## ABOUT THIS EXERCISE
Beneath this task is a listing; tally its lines that contain "title" and give only the total.

RECORDS below:

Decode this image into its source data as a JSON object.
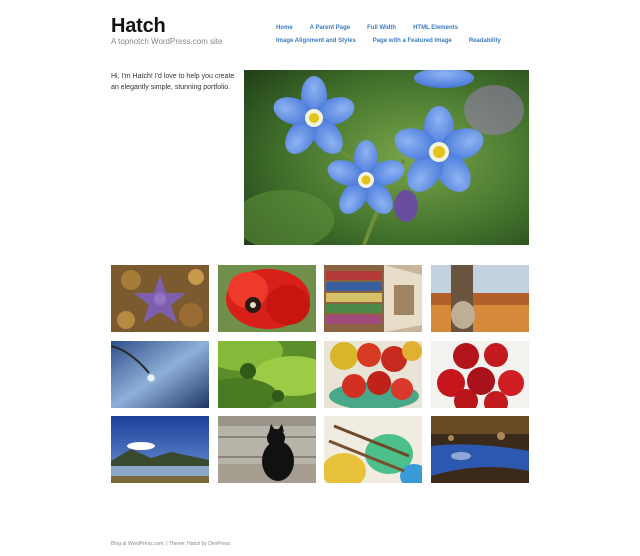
{
  "site": {
    "title": "Hatch",
    "description": "A topnotch WordPress.com site"
  },
  "nav": {
    "row1": [
      "Home",
      "A Parent Page",
      "Full Width",
      "HTML Elements"
    ],
    "row2": [
      "Image Alignment and Styles",
      "Page with a Featured Image",
      "Readability"
    ]
  },
  "intro": {
    "text": "Hi, I'm Hatch! I'd love to help you create an elegantly simple, stunning portfolio."
  },
  "hero": {
    "icon": "forget-me-not-flowers-image"
  },
  "portfolio": {
    "thumbnails": [
      "starfish-image",
      "red-poppy-image",
      "library-bookshelves-image",
      "autumn-field-image",
      "water-droplet-image",
      "green-hills-image",
      "apples-bowl-image",
      "red-apples-image",
      "lake-mountains-image",
      "black-cat-image",
      "paint-brushes-image",
      "forest-stream-image"
    ]
  },
  "footer": {
    "blog_link": "Blog at WordPress.com.",
    "separator": " | ",
    "theme_text": "Theme: Hatch by ",
    "theme_author": "DevPress",
    "period": "."
  },
  "colors": {
    "link": "#3b7bc2",
    "title": "#111111",
    "muted": "#888888"
  }
}
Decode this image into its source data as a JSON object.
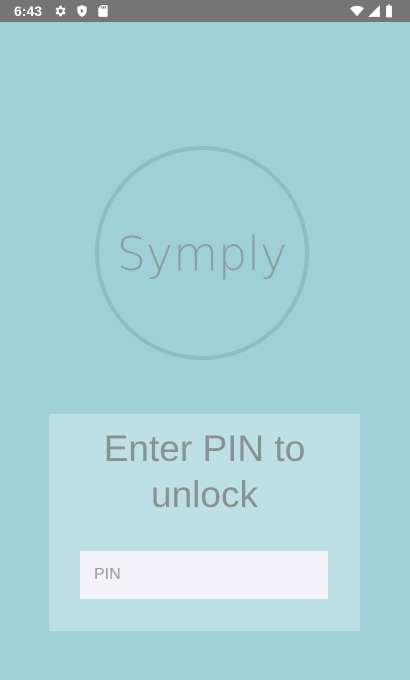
{
  "status_bar": {
    "time": "6:43",
    "left_icons": [
      "gear-icon",
      "shield-icon",
      "sd-card-icon"
    ],
    "right_icons": [
      "wifi-icon",
      "signal-icon",
      "battery-icon"
    ]
  },
  "logo": {
    "text": "Symply"
  },
  "unlock": {
    "title": "Enter PIN to unlock",
    "pin_value": "",
    "pin_placeholder": "PIN"
  },
  "colors": {
    "background": "#9fcfd7",
    "status_bar": "#757575",
    "circle_stroke": "#8cbcc4",
    "card_background": "#bde0e6",
    "input_background": "#f4f3f9",
    "text": "#8a9193"
  }
}
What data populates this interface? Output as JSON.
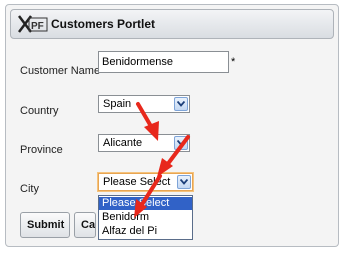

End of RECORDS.

## ANSWER TO THIS PROBLEM
3